◆ **Work to be completed**: Output all records exactly.

◆ **Task inputs**:
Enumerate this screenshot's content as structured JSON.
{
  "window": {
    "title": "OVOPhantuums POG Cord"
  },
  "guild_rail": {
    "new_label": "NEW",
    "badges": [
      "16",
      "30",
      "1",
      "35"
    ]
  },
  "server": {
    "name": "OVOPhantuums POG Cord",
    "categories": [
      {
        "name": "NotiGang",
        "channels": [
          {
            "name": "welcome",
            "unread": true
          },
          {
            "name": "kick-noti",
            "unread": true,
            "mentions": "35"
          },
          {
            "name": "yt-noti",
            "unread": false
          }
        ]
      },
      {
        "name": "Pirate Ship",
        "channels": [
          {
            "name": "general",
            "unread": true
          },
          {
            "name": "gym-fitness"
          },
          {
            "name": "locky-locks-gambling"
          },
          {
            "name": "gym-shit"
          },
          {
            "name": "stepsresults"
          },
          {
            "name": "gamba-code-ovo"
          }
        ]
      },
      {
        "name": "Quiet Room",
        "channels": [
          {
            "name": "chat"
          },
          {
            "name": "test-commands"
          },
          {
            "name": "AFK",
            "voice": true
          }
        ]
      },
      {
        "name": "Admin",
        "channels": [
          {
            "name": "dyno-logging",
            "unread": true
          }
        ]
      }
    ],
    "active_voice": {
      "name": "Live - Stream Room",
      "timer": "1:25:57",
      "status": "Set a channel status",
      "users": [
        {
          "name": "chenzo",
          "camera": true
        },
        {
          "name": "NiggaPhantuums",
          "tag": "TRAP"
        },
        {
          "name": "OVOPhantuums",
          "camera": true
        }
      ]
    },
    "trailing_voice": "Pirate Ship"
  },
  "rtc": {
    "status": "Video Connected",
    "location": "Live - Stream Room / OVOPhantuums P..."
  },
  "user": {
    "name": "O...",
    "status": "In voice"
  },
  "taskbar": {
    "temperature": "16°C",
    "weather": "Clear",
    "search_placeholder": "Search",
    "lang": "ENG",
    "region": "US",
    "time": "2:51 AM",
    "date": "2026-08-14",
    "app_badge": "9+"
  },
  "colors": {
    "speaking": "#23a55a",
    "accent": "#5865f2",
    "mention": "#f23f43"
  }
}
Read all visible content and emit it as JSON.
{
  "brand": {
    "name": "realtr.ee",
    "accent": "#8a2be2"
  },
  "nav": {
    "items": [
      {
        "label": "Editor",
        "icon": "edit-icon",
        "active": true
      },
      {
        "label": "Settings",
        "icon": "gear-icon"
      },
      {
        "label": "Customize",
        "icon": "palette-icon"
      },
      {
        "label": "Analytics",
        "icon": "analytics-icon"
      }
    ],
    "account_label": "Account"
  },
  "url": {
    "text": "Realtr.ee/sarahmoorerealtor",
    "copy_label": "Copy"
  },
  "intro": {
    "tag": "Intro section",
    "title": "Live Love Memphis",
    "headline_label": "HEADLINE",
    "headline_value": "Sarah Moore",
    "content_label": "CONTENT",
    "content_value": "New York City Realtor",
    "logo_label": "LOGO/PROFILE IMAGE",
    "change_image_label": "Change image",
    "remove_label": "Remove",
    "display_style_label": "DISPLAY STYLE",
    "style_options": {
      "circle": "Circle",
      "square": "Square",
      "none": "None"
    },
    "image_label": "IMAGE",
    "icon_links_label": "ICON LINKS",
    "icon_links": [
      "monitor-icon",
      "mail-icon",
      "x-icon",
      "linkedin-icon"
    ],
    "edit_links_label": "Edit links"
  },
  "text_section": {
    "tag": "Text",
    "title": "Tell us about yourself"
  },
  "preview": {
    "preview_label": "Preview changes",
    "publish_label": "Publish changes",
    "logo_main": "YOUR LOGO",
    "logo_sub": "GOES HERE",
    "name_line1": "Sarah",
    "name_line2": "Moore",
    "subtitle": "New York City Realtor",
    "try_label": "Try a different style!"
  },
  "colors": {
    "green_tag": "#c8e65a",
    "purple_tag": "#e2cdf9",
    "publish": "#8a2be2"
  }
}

◆ **Task response**:
Enumerate this screenshot's content as structured JSON.
{
  "window": {
    "title": "OVOPhantuums POG Cord"
  },
  "guild_rail": {
    "new_label": "NEW",
    "badges": [
      "16",
      "30",
      "1",
      "35"
    ]
  },
  "server": {
    "name": "OVOPhantuums POG Cord",
    "categories": [
      {
        "name": "NotiGang",
        "channels": [
          {
            "name": "welcome",
            "unread": true
          },
          {
            "name": "kick-noti",
            "unread": true,
            "mentions": "35"
          },
          {
            "name": "yt-noti",
            "unread": false
          }
        ]
      },
      {
        "name": "Pirate Ship",
        "channels": [
          {
            "name": "general",
            "unread": true
          },
          {
            "name": "gym-fitness"
          },
          {
            "name": "locky-locks-gambling"
          },
          {
            "name": "gym-shit"
          },
          {
            "name": "stepsresults"
          },
          {
            "name": "gamba-code-ovo"
          }
        ]
      },
      {
        "name": "Quiet Room",
        "channels": [
          {
            "name": "chat"
          },
          {
            "name": "test-commands"
          },
          {
            "name": "AFK",
            "voice": true
          }
        ]
      },
      {
        "name": "Admin",
        "channels": [
          {
            "name": "dyno-logging",
            "unread": true
          }
        ]
      }
    ],
    "active_voice": {
      "name": "Live - Stream Room",
      "timer": "1:25:57",
      "status": "Set a channel status",
      "users": [
        {
          "name": "chenzo",
          "camera": true
        },
        {
          "name": "NiggaPhantuums",
          "tag": "TRAP"
        },
        {
          "name": "OVOPhantuums",
          "camera": true
        }
      ]
    },
    "trailing_voice": "Pirate Ship"
  },
  "rtc": {
    "status": "Video Connected",
    "location": "Live - Stream Room / OVOPhantuums P..."
  },
  "user": {
    "name": "O...",
    "status": "In voice"
  },
  "taskbar": {
    "temperature": "16°C",
    "weather": "Clear",
    "search_placeholder": "Search",
    "lang": "ENG",
    "region": "US",
    "time": "2:51 AM",
    "date": "2026-08-14",
    "app_badge": "9+"
  },
  "colors": {
    "speaking": "#23a55a",
    "accent": "#5865f2",
    "mention": "#f23f43"
  }
}
Read all visible content and emit it as JSON.
{
  "brand": {
    "name": "realtr.ee",
    "accent": "#8a2be2"
  },
  "nav": {
    "items": [
      {
        "label": "Editor",
        "icon": "edit-icon",
        "active": true
      },
      {
        "label": "Settings",
        "icon": "gear-icon"
      },
      {
        "label": "Customize",
        "icon": "palette-icon"
      },
      {
        "label": "Analytics",
        "icon": "analytics-icon"
      }
    ],
    "account_label": "Account"
  },
  "url": {
    "text": "Realtr.ee/sarahmoorerealtor",
    "copy_label": "Copy"
  },
  "intro": {
    "tag": "Intro section",
    "title": "Live Love Memphis",
    "headline_label": "HEADLINE",
    "headline_value": "Sarah Moore",
    "content_label": "CONTENT",
    "content_value": "New York City Realtor",
    "logo_label": "LOGO/PROFILE IMAGE",
    "change_image_label": "Change image",
    "remove_label": "Remove",
    "display_style_label": "DISPLAY STYLE",
    "style_options": {
      "circle": "Circle",
      "square": "Square",
      "none": "None"
    },
    "image_label": "IMAGE",
    "icon_links_label": "ICON LINKS",
    "icon_links": [
      "monitor-icon",
      "mail-icon",
      "x-icon",
      "linkedin-icon"
    ],
    "edit_links_label": "Edit links"
  },
  "text_section": {
    "tag": "Text",
    "title": "Tell us about yourself"
  },
  "preview": {
    "preview_label": "Preview changes",
    "publish_label": "Publish changes",
    "logo_main": "YOUR LOGO",
    "logo_sub": "GOES HERE",
    "name_line1": "Sarah",
    "name_line2": "Moore",
    "subtitle": "New York City Realtor",
    "try_label": "Try a different style!"
  },
  "colors": {
    "green_tag": "#c8e65a",
    "purple_tag": "#e2cdf9",
    "publish": "#8a2be2"
  }
}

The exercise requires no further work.